For those of you who have never had goat products, I highly encourage you to try them! Everything from goat milk, to goat cheese, to goat meat, is delicious and pretty darn good for you. Goat cheese lasagna is absolutely fabulous, sharper and earthier than any ricotta ever will be, and it makes a great spread for toast or bruschetta. Pairs nicely with roasted sweet potato, beets, and on fresh green salads.
Goats milk is naturally homogenized, which means it doesn’t separate into the “cream” and skim milk, as natural cow’s milk does. The cow milk you buy in the store is one homogenous mixture because of the homogenization process; essentially putting such high pressure on the milk to shoot it through tiny tubes that fat globules break up into itty-bitty uniform pieces that no longer clump together and float to the surface.
Fun fact: baby goats are called kids. So when a goat has a baby, it’s just kidding!
Lame jokes aside, goats are delicious, and also good for the environment. They naturally think some of our worst plant enemies, like poison ivy & thistles, are delicious treats. They can even be used as a carbon-neutral landscaping option! (No seriously, you can rent goats to trim your lawn and get rid of unwanted greenery). As a final bonus, goat manure is odorless, can be directly applied to soil without composting, does not contain seeds, and is richer in nitrogen than that of cows or horses.
Ok, so goats are good at eating bad vegetation. How do they compare to cows and other meat producers? A similarly sized serving of goat meat has a third fewer calories than beef, a quarter fewer calories than chicken and much less fat, and up to two-thirds less than a similar sized portion of pork or lamb (source). They are browsers, not grazers, and a field can handle nearly ten times more goats than cows.
If the “gamey” taste and smell of what you think goat meat is turns you off, you may have had a bad experience. Some cultures prize older, tougher bucks, which are known to have that ‘barnyard’ smell about them. Give a local supplier a chance to show you what a younger cut is like, and you may completely change your mind.
So these little guys are totally adorable, extremely useful, and then completely delicious while also quite healthy for you. What are you waiting for?? Check out a local farmers market, or halal butcher, and find some goat near you.

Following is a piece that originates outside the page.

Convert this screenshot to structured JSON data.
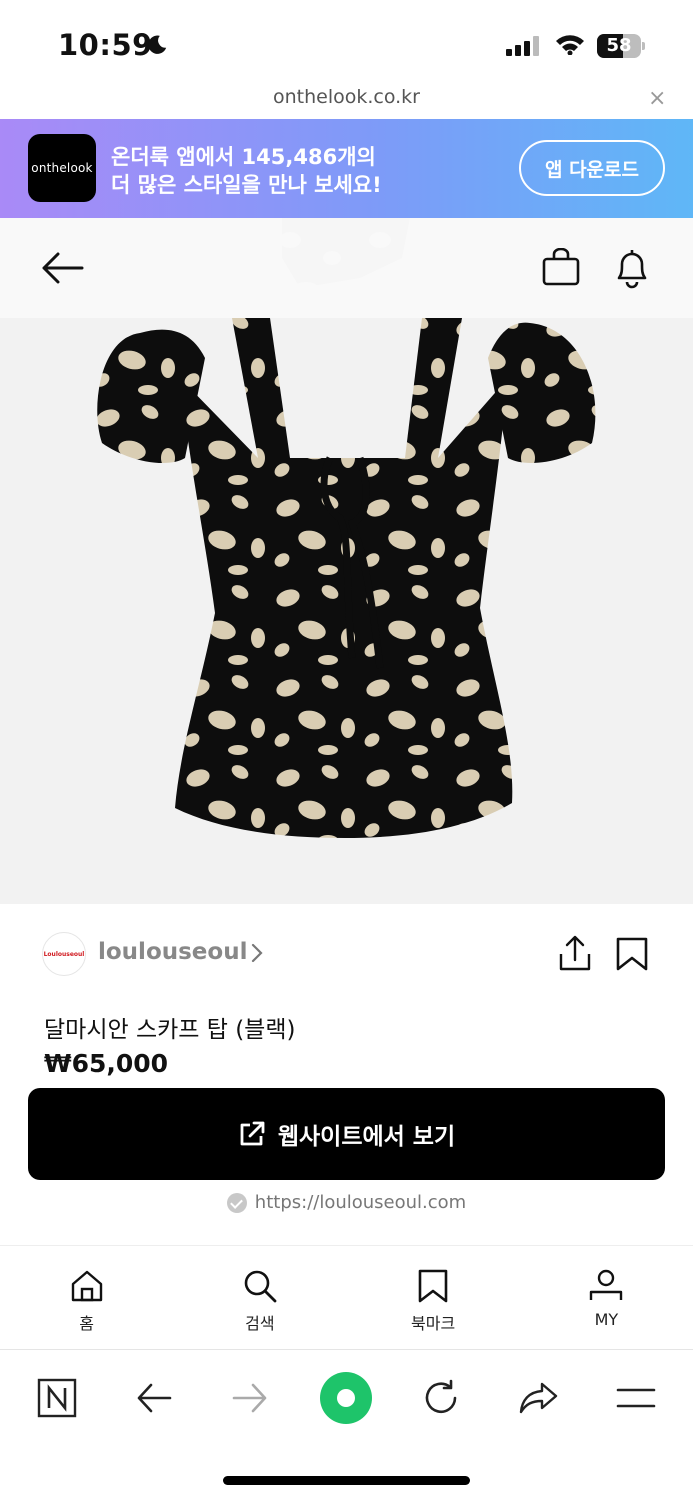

I found Blue Slope Farm at the farmer’s market in CT. The proprietor, Matt, was there and he was very kind and helpful. He runs a working farm with cows, goats, and a maple syrup distillery. Their products are all local, they hand-raise their herd of over 200 cows each year to produce tender grass-fed veal and are branching out into goat meat. If you’re in New England check them out, they are top notch.
- 2 cuts goat shoulder chops
- 5-10 garlic cloves
- 4 tbsp spice mix of choice
- 2 tbsp olive oil
- 1/3 cup red wine
Step 1: Drizzle the olive oil in the pan, and sprinkle spices onto chops. Place in the pan and sprinkle spices on the other side too.
Step 2: Pour in the red wine, and cover. Cook low and slow for 10-15 minutes, until browned.
Step 3: Using a sharp knife, cut holes in the meat. Press garlic cloves into the holes. Flip chops, cut holes into the other side, and fill with garlic. Cover and cook another 10-15 minutes on low.
Step 4: Remove cover, turn heat to medium-high. Let wine evaporate, and sear the meat. Once lightly charred, flip and sear the other side. Be careful not to burn badly.
Serve your delicious, sustainable, healthy chops with some fresh seasonal veggies and enjoy!